Milam recalls a time when he had to terminate a key executive who wanted equity in the company. “Before he came on board, I told him that I wouldn’t give up equity, and if that was his expectation, we should end the conversation,” Milam recalls. “Yet he assured me that we could work it out.” At first the executive was content to receive phantom stock, but later began to pester Milam for real equity, which created a tense situation. “The roundtable strongly encouraged me not to give in,” Milam says. “As a result, I felt confident telling him that this wasn’t going to work, and he needed to go his way.”
Although Milam has participated in other CEO roundtables, he praises PeerSpectives for its compact format — a monthly four-hour session. “The vetting and pacing of issues also makes it different,” he says. “There’s more intentionality about talking about issues that have a common theme for everyone. The pace keeps it productive and relevant for everyone.”
The fact that a trained facilitator leads the roundtable is also a factor in the program’s success, Milam says: “Leading entrepreneurs is like herding eagles. You have to create an environment in which they are comfortable — and getting them to be vulnerable, stick to the issues and challenge them is no easy task.”
In addition to discussing specific challenges, roundtable members are also exposed to guest speakers who have expertise in different disciplines. Milam recalls a finance professor who recommended having company books audited by a reputable firm and having a legal review of processes to preserve a company’s value in case of an acquisition. “That was an aha moment for me,” he says.
Other takeaways for Milam include:
- Improved decision-making. Milam has no qualms making big decisions — or fast ones — but has learned that taking the time to glean additional perspectives can greatly improve outcomes. “Because the roundtable’s feedback has been valuable in the past, it’s an easy call for me to say, ‘OK, I’m going to slow down and wait until next month so I can process this issue with them.’ ”

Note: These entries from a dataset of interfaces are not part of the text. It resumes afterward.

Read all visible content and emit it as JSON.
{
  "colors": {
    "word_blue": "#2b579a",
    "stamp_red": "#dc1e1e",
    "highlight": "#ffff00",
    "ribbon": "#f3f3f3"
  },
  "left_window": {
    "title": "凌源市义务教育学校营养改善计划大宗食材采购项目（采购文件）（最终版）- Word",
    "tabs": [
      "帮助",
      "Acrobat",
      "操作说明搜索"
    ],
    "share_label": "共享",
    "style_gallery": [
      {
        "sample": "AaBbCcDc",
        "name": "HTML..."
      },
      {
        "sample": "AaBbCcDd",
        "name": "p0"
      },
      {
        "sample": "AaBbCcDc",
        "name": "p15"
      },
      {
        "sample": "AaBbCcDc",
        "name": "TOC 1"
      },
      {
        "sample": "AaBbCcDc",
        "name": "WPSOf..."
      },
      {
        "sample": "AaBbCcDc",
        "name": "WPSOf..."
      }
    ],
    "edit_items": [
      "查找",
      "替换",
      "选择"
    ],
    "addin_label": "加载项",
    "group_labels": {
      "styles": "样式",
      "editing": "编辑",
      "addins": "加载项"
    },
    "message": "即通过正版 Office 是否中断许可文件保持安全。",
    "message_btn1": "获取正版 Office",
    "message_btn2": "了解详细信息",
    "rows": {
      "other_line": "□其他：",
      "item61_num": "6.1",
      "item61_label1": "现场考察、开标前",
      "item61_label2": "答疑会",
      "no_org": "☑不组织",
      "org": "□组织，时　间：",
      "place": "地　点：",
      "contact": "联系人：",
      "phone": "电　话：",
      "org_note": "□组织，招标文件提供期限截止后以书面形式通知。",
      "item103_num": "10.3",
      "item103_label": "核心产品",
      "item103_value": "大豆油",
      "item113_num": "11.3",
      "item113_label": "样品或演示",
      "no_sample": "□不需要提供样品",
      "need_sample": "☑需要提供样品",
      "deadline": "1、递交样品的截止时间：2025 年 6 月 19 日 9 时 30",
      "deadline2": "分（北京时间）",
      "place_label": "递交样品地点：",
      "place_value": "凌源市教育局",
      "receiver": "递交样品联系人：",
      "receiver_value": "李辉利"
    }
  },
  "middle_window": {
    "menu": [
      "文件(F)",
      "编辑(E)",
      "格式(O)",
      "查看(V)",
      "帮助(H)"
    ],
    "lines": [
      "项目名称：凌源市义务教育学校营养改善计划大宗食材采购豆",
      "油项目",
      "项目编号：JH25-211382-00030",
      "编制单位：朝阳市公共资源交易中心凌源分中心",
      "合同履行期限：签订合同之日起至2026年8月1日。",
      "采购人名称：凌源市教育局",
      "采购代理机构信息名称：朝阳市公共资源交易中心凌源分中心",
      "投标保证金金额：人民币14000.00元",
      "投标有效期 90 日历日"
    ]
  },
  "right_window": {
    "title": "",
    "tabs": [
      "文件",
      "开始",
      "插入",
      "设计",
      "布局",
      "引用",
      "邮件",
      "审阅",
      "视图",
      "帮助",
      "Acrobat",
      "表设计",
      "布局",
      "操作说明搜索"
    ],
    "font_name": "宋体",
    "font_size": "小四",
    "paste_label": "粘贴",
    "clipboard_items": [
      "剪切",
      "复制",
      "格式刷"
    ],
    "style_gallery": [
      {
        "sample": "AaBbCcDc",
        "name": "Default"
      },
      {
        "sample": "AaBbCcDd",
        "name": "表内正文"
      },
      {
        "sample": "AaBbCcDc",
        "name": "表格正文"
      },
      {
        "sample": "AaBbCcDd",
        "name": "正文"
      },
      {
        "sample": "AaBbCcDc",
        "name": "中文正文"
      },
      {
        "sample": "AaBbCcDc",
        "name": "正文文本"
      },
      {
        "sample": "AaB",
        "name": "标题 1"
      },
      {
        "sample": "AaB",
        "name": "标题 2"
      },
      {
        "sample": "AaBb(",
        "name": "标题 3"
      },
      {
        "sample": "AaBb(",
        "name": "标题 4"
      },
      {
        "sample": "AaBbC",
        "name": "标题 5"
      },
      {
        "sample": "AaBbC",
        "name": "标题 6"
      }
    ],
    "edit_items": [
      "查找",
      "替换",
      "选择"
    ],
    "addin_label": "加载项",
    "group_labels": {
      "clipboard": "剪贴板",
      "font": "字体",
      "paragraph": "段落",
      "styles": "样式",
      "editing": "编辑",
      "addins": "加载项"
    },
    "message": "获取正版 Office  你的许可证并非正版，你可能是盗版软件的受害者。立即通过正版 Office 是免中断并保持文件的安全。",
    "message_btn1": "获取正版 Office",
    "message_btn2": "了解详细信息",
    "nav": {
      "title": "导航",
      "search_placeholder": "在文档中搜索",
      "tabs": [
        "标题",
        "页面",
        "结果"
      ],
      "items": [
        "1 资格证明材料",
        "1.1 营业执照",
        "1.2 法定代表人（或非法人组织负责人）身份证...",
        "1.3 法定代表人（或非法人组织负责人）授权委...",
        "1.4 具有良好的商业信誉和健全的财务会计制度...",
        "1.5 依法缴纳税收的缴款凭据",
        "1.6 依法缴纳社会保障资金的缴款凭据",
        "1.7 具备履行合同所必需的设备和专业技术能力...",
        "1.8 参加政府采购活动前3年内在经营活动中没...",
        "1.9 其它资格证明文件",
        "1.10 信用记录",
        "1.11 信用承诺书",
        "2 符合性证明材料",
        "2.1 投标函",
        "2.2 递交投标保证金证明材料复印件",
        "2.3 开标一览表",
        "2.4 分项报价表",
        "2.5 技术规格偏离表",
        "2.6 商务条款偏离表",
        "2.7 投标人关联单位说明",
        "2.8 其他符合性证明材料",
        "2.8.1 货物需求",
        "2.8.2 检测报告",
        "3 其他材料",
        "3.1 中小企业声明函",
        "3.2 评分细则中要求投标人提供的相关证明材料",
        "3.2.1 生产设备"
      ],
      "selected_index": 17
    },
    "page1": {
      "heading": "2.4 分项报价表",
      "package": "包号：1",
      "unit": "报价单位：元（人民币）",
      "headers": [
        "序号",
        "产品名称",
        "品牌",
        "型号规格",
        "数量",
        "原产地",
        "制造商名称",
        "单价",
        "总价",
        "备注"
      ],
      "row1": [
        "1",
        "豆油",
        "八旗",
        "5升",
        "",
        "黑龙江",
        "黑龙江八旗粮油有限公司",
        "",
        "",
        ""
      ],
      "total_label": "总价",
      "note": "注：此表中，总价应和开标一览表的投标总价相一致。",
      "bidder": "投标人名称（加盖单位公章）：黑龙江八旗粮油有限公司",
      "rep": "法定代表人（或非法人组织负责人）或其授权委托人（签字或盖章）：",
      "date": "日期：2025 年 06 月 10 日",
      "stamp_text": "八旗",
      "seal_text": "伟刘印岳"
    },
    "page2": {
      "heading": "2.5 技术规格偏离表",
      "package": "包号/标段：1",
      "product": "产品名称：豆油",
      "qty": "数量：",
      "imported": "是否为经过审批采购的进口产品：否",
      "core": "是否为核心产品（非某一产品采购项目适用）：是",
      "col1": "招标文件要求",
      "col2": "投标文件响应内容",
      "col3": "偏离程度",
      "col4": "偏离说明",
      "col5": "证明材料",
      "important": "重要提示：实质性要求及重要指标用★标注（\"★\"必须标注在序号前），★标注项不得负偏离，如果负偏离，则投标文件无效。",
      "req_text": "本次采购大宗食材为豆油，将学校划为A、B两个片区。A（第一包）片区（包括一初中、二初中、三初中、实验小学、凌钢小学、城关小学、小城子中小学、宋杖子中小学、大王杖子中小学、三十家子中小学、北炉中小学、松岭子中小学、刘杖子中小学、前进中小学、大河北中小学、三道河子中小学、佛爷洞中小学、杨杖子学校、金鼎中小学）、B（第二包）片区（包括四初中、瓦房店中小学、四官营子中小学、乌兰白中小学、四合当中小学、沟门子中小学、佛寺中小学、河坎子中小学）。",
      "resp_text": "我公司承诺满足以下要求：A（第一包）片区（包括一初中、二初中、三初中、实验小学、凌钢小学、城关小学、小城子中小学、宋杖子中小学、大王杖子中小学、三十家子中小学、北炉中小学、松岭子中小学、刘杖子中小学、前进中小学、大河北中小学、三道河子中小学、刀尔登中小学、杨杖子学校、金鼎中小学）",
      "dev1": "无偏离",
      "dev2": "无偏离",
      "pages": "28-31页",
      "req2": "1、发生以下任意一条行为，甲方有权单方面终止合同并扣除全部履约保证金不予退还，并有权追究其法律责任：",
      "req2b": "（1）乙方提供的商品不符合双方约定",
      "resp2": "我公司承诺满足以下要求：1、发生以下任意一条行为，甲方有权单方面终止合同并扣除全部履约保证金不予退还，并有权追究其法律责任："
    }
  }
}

- Camaraderie. Being in a roundtable alleviates the isolation that business owners typically feel. “There’s a unique sort of a brotherhood-sisterhood relationship,” Milam explains. “You can relax and be vulnerable about your issues rather than having to be ‘the boss’ who has it all together. The roundtable is a safe environment to admit that you don’t have all the answers and need help.”
- Peace of mind. Because CEOs are exposed to so many diverse issues in the roundtable, it alleviates misgivings that you may be missing something. “You can be productive, do your job and not have to constantly worry that the shoe is going to drop,” Milam says. “Granted, the shoe may still drop, but at least you’ve done everything you can to avoid it. I sleep pretty well at night. And that’s a testament that I have a solid business because I’ve been in roundtables.”
Copyright © 2015 by the Edward Lowe Foundation Case study: EnableSoft Inc